Pointing forward: Music nonprofit goes big with latest eclectic act at history museum
Twin City music promoter pt.fwd [pronounced “point forward”] returns to the McLean County Museum of History next week with its latest salon: a shared bill featuring Los Angeles-based experimental musician Claire Rousay with opener Emily How.
How is a young indie rocker from Petersburg, who's honing her sound after early success as a folksy singer/songwriter and a brief stint on “The Voice.”
Pt.fwd recently celebrated a big milestone, crossing the five-year mark. Thus most of this new nonprofit's existence was during the pandemic.
“This is our first real year back since the pandemic,” said executive director Eddie Breitweiser, who’s taking the year to ramp up Pt.fwd’s capacity.
“We’re going harder on promotions, going harder on audience growth, going harder on marketing and all those kinds of things,” he said. That has included first-ever fundraising events, hiring a marketing intern and booking artists like Rousay, nationally recognized as one to watch in experimental music.
Rousay collects thousands of hours of field recordings, layering bits and bobs from everyday life within a sound that’s deeply personal and, lately, has become increasingly melodic. She fits right in the pocket of Breitweiser’s curatorial zeitgeist, which trends toward atmospheric, ambient and improvisational — but not unlistenable — electronic music.
“I launched the series to celebrate and stay in touch with the music I love,” he said. “I know that’s not always the most common type of music that people like. What’s interesting to me is not just sort of forcing a perspective on listeners, but actually building community and building audiences. So, what I look for in artists is people who are at the forefront of advancing what music and the world around us sounds like today — but doing it in a way that draws people in.”
Rousay builds her music in real time, engaging the audience with prompts and folding in voice memos and atmospheric sounds that will be in ample supply in the museum’s cavernous rotunda. Breitweiser said it’s hard to describe her music and is best experienced live.
“I’ve had the good fortune of seeing her play twice now,” he said. “When you listen to her recordings, you don’t totally understand how multi-sensory it is. I love music that demands to be seen in person.”
It was a Harmon Arts Grant that made it possible to get Rousay here. Indeed, the lion’s share of Pt.fwd’s miniscule budget is earmarked to pay each artist in the series. Breitweiser has yet to draw a paycheck, but grants and Pt.fwd’s partnership with the museum make it possible to keep concerts free and guarantee artists get paid.
That, plus a sympathetic, growing audience make Bloomington-Normal an appealing stop for reputable artists— who Breitweiser said all talk to each other. The gossip train is one reason he’s been able to attract some of the most notable musicians of the genre.

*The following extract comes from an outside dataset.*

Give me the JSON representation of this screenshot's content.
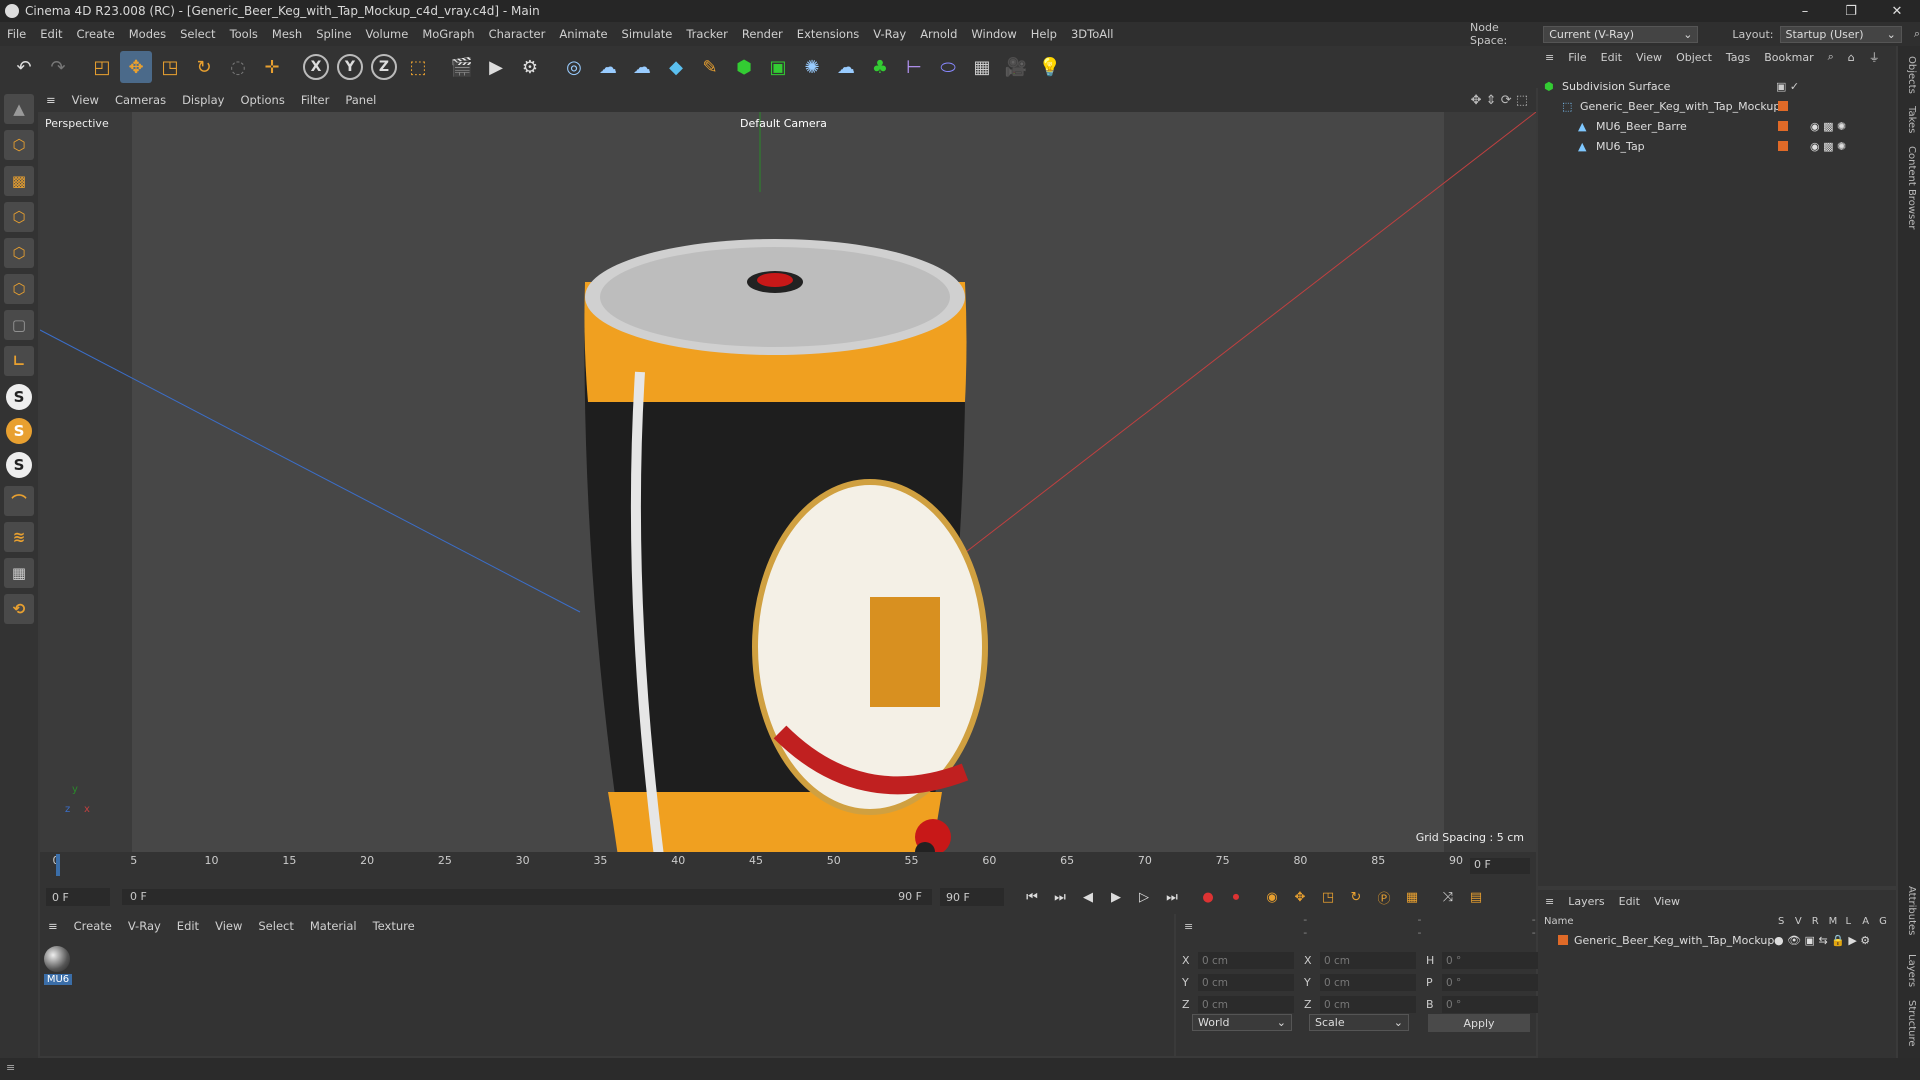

“I’ll give you a real-life example,” he said. “Two season ago, we had Jon Mueller. I’ve been a huge fan of his music and was thrilled he found out about us as an organization. Once he reached out, it was a no-brainer to bring him in. In very short order, his next two Midwest tours included dates in Bloomington-Normal.”
Claire Rousay with opener Emily How performs at 7 p.m. Nov. 9 at the McLean County Museum of History. Details about the free concert at ptfwd.org.